One handed keyboard layouts have been around for quite some time. They have been designed for physically handicapped people or people who have lost function of one hand temporarily.

The prominent layouts are:
  1. Dvorak: There are layouts for both left and right hands. The key mappings are completely different from a standard QWERTY keyboard. All major operating systems support it and a QWERTY keyboard can be converted to Dvorak through software mapping. 
  2. Half-QWERTY: This layout is specifically for people who already know QWERTY based touch-typing. The keyboard uses standard QWERTY halves. Your hand rests on its natural QWERTY half. To type characters from the other half, you hold down the spacebar, which causes the characters from the other half to remap onto your hand's half, and type the characters.
  3. One-Hand-QWERTY: Your one hand types on the standard QWERTY layout. No hardware or software remapping is done.
Off the lot, I find the One-Hand-QWERTY method the most promising because the keyboard doesn't need to be remapped. So when you switch from one hand back to two hands, the remapping happens in your brain and not on the keyboard.

I want to learn the One-Hand-QWERTY method over the coming weeks. By doing so, I hope to cut down on the frequent right hand mouse-keyboard-mouse switches. It remains to be seen whether this experiment succeeds.


    seeker said...

    Good observation on your x and xx cube mates screen, keyboard and fingers as well!

    You can actually give a compensation to them for giving you such an subject for writing in blog ;) :D

    seeker said...

    But a good post though, recently was trying to figure out why my typing speed is low, even though i do only 'peck minus hunt' typing.

    So how did u learn Touch typing? Any specific software?


    Rohit said...

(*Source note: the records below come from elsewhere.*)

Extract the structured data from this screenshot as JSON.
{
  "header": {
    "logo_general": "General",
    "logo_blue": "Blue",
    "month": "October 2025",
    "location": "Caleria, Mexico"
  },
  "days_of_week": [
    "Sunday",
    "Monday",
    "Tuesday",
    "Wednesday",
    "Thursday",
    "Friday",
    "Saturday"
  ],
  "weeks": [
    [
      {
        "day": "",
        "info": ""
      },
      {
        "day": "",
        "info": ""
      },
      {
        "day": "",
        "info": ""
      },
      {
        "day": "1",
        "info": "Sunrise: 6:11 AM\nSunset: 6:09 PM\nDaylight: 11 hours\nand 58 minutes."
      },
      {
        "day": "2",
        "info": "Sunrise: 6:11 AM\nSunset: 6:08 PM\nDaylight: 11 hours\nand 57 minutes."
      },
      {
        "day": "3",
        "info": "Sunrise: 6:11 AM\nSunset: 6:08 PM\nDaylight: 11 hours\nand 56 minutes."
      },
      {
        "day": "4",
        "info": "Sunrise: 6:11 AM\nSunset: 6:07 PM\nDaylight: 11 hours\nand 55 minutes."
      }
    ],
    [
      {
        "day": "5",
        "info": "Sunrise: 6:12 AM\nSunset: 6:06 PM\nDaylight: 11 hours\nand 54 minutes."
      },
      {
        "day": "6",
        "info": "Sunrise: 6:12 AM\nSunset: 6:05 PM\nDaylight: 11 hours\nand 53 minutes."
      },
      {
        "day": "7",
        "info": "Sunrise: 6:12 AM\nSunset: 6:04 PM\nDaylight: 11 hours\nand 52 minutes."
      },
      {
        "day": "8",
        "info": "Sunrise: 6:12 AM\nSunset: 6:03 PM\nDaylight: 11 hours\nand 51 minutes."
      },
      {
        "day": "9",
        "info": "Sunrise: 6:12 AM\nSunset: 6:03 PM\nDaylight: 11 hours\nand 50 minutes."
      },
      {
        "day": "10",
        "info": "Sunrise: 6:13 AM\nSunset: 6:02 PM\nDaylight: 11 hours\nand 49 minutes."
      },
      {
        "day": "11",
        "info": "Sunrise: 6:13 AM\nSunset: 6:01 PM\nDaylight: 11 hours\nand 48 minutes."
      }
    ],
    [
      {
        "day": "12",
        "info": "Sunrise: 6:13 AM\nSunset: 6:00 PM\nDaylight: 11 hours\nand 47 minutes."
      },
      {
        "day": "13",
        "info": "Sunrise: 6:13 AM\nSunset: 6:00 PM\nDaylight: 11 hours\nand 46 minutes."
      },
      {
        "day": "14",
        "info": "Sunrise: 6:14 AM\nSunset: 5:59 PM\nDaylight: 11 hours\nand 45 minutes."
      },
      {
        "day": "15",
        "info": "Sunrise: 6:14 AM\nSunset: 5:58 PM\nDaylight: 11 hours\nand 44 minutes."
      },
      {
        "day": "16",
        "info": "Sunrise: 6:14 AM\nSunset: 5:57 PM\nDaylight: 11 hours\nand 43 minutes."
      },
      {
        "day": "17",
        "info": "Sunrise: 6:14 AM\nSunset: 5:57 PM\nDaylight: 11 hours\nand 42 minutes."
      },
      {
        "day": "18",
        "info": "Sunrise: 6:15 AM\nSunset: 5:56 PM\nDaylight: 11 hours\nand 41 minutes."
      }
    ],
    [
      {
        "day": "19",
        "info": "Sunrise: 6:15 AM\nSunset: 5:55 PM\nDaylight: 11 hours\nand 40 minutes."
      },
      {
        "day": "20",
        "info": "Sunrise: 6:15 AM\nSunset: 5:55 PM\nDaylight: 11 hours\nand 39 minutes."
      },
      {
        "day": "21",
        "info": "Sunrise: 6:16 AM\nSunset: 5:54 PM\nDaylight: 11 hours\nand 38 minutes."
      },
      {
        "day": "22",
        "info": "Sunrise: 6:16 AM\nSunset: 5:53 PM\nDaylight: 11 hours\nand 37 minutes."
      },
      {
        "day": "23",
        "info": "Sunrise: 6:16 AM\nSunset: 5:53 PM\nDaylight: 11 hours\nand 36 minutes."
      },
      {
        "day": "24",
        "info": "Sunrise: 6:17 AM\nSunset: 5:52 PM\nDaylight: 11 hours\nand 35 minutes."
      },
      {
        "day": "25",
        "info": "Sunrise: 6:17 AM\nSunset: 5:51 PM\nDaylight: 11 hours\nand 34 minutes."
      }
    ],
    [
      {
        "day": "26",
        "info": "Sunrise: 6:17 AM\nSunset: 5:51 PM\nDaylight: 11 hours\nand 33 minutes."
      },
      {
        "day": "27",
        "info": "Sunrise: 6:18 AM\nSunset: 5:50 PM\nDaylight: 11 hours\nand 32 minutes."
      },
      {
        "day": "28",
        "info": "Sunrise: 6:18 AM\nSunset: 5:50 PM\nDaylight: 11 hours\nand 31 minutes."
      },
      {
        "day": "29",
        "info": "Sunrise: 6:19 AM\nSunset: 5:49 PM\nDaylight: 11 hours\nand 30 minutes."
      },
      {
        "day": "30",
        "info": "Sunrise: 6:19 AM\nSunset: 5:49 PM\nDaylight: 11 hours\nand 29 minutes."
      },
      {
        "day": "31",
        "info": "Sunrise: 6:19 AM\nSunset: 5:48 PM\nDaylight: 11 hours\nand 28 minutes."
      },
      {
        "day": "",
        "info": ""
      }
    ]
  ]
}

    @seeker: I don't even remember what I used. There is no dearth of software or tutorials regarding touch-typing on the web. Just pick one and stick to it.